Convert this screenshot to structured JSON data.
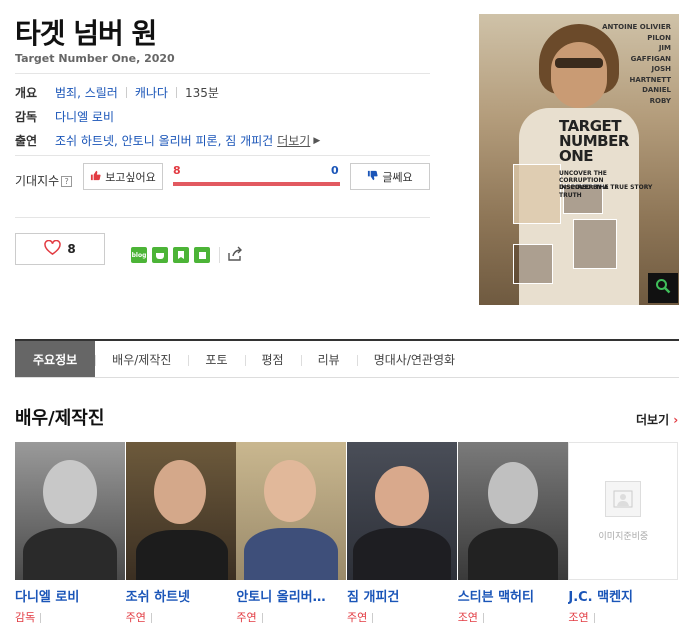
{
  "movie": {
    "title": "타겟 넘버 원",
    "subtitle": "Target Number One, 2020"
  },
  "info": {
    "overview_label": "개요",
    "genre": "범죄, 스릴러",
    "country": "캐나다",
    "runtime": "135분",
    "director_label": "감독",
    "director": "다니엘 로비",
    "cast_label": "출연",
    "cast": "조쉬 하트넷, 안토니 올리버 피론, 짐 개피건",
    "more": "더보기"
  },
  "expectation": {
    "label": "기대지수",
    "help": "?",
    "want_label": "보고싶어요",
    "want_count": "8",
    "dislike_label": "글쎄요",
    "dislike_count": "0",
    "want_ratio": 1.0
  },
  "like": {
    "count": "8"
  },
  "share_icons": [
    "blog",
    "cafe",
    "bookmark",
    "memo"
  ],
  "poster": {
    "names": [
      "ANTOINE OLIVIER",
      "PILON",
      "JIM",
      "GAFFIGAN",
      "JOSH",
      "HARTNETT",
      "DANIEL",
      "ROBY"
    ],
    "title_lines": [
      "TARGET",
      "NUMBER",
      "ONE"
    ],
    "tagline": "UNCOVER THE CORRUPTION DISCOVER THE TRUTH",
    "inspired": "INSPIRED BY A TRUE STORY"
  },
  "tabs": [
    "주요정보",
    "배우/제작진",
    "포토",
    "평점",
    "리뷰",
    "명대사/연관영화"
  ],
  "section": {
    "title": "배우/제작진",
    "more": "더보기"
  },
  "cast_list": [
    {
      "name": "다니엘 로비",
      "role": "감독"
    },
    {
      "name": "조쉬 하트넷",
      "role": "주연"
    },
    {
      "name": "안토니 올리버…",
      "role": "주연"
    },
    {
      "name": "짐 개피건",
      "role": "주연"
    },
    {
      "name": "스티븐 맥허티",
      "role": "조연"
    },
    {
      "name": "J.C. 맥켄지",
      "role": "조연"
    }
  ],
  "no_image_text": "이미지준비중",
  "colors": {
    "accent": "#e23b42",
    "link": "#1a55b8",
    "tab_active": "#666666"
  }
}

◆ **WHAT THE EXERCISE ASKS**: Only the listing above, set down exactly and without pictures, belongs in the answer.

◆ **SOLUTION FOR THIS PROBLEM**:
Convert this screenshot to structured JSON data.
{
  "movie": {
    "title": "타겟 넘버 원",
    "subtitle": "Target Number One, 2020"
  },
  "info": {
    "overview_label": "개요",
    "genre": "범죄, 스릴러",
    "country": "캐나다",
    "runtime": "135분",
    "director_label": "감독",
    "director": "다니엘 로비",
    "cast_label": "출연",
    "cast": "조쉬 하트넷, 안토니 올리버 피론, 짐 개피건",
    "more": "더보기"
  },
  "expectation": {
    "label": "기대지수",
    "help": "?",
    "want_label": "보고싶어요",
    "want_count": "8",
    "dislike_label": "글쎄요",
    "dislike_count": "0",
    "want_ratio": 1.0
  },
  "like": {
    "count": "8"
  },
  "share_icons": [
    "blog",
    "cafe",
    "bookmark",
    "memo"
  ],
  "poster": {
    "names": [
      "ANTOINE OLIVIER",
      "PILON",
      "JIM",
      "GAFFIGAN",
      "JOSH",
      "HARTNETT",
      "DANIEL",
      "ROBY"
    ],
    "title_lines": [
      "TARGET",
      "NUMBER",
      "ONE"
    ],
    "tagline": "UNCOVER THE CORRUPTION DISCOVER THE TRUTH",
    "inspired": "INSPIRED BY A TRUE STORY"
  },
  "tabs": [
    "주요정보",
    "배우/제작진",
    "포토",
    "평점",
    "리뷰",
    "명대사/연관영화"
  ],
  "section": {
    "title": "배우/제작진",
    "more": "더보기"
  },
  "cast_list": [
    {
      "name": "다니엘 로비",
      "role": "감독"
    },
    {
      "name": "조쉬 하트넷",
      "role": "주연"
    },
    {
      "name": "안토니 올리버…",
      "role": "주연"
    },
    {
      "name": "짐 개피건",
      "role": "주연"
    },
    {
      "name": "스티븐 맥허티",
      "role": "조연"
    },
    {
      "name": "J.C. 맥켄지",
      "role": "조연"
    }
  ],
  "no_image_text": "이미지준비중",
  "colors": {
    "accent": "#e23b42",
    "link": "#1a55b8",
    "tab_active": "#666666"
  }
}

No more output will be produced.